Masked youths brought violence to the streets of Bristol last night, as the riots that have blighted London spread across the country.
Dozens of riot police chased a group throwing stones and bottles, and setting fires in the streets of St Pauls, from about 12.30am as local residents watched from their windows.
I followed the riot police, who had initially gathered at a heavily guarded Cabot Circus, from Portland Square through St Pauls into the early hours.
A group of about 20 youths, who had their faces covered by balaclavas and masks, had gathered initially on Dean Street where a stand-off with police took place.
Police then went through Bishop Street to Little Bishop Street where the first major confrontation took place outside the Jamaica Inn. Stones and bottles rained down on officers as they charged and then retreated to force the group, joined by another 20 or 30 masked youths, back. Car windows were smashed, while wheelie bins were set alight in the middle of the streets.
No physical confrontation between police and the rioters took place throughout the two hours police chased the youths, first down Grosvenor Road and then along St Nicholas Road in the heart of St Pauls.
The group disappeared for a short while before reappearing at the junction of Grosvenor Road and St Nicholas Road and started hurling rocks at officers.
By 2.30am, the group had been chased away towards Ashley Road, however a police helicopter was still hovering overhead by 3.30am.
Avon and Somerset police released a statement saying a number of shops and vehicles had been damaged, and urged people in the city centre to leave the area and go home.
Chief Superintendent Jon Stratford said: “We have been working closely with other forces and criminal behaviour like this will not be tolerated.
“We were hoping this type of disorder would not come to Bristol. However we have plenty of units on duty ready to respond.
“Our primary concern is to keep people safe and minimise disruption to residents, motorists and local businesses.
“We will always respect the right of any individual or group to take part in a peaceful protest.

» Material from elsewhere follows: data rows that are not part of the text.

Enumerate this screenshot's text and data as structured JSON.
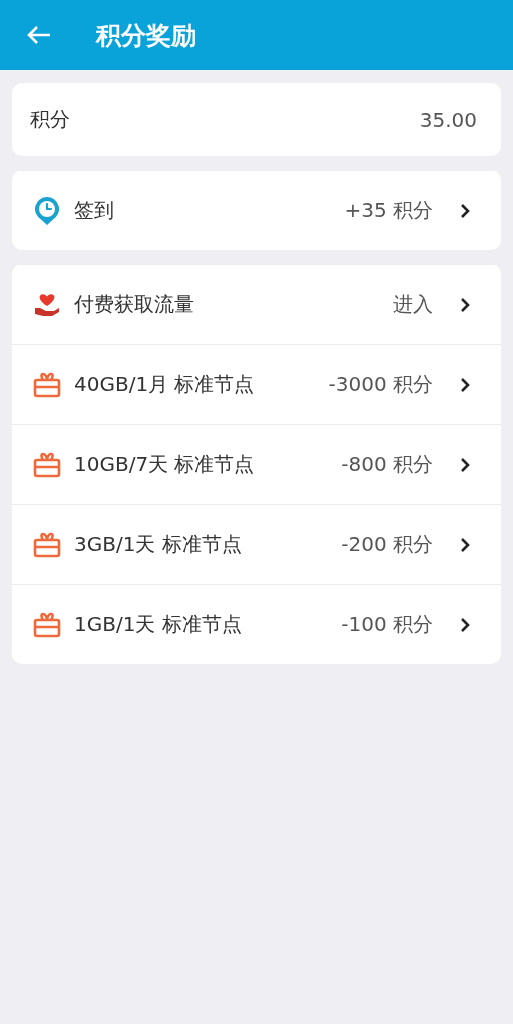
{
  "header": {
    "title": "积分奖励"
  },
  "balance": {
    "label": "积分",
    "value": "35.00"
  },
  "checkin": [
    {
      "kind": "checkin",
      "label": "签到",
      "value": "+35 积分"
    }
  ],
  "rewards": [
    {
      "kind": "paid",
      "label": "付费获取流量",
      "value": "进入"
    },
    {
      "kind": "gift",
      "label": "40GB/1月 标准节点",
      "value": "-3000 积分"
    },
    {
      "kind": "gift",
      "label": "10GB/7天 标准节点",
      "value": "-800 积分"
    },
    {
      "kind": "gift",
      "label": "3GB/1天 标准节点",
      "value": "-200 积分"
    },
    {
      "kind": "gift",
      "label": "1GB/1天 标准节点",
      "value": "-100 积分"
    }
  ]
}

But when disorder occurs, we have a duty to the wider community to do everything we can to calm the situation and restore order and prevent criminality.”
It is unclear who was responsible for the violence, however it is Bristol24-7’s impression that the people involved in it were not local residents. At one point, a cry came up from the group of “Your job next” – a reference to public sector cuts and a cry heard at demonstrations against student fee increases and anti-cuts marches throughout the last 12 months in Bristol and beyond.
Local residents appeared bemused by what was happening around them, with many following Bristol24-7 and other journalists through the streets to witness the scenes for themselves.
One family reacted with fury when they were forced to leave the patio outside their home by police, shouting that they had nothing to do with what was going on. Meanwhile, one group of men gathered in one street to protect their cars and homes, and told police where some of the rioters had run to.
The violence came despite pleas for calm in the city, with many calling for people not to follow the example of London.
Kerry McCarthy, the MP for Bristol East, tweeted earlier in the evening: “Keeping eye on situation in Bristol, hope it remains calm and people on streets head for home. We don’t need riot of our own.”
The violence in Bristol came after a third day of riots across London, and outbreaks of violence in Birmingham and Liverpool.
Violence first flared on Saturday after a peaceful protest in Tottenham over the fatal shooting of a man by police.
The prime minister is returning early from holiday to chair a meeting of the government’s emergency committee Cobra.
At least 225 people have been arrested and 36 charged following the riots across London over the past three days, Scotland Yard said.
It added that an extra 1,700 officers had been deployed across the capital on Monday night. Nine police forces from other parts of the country were assisting in providing support, as well as the City of London Police and British Transport Police.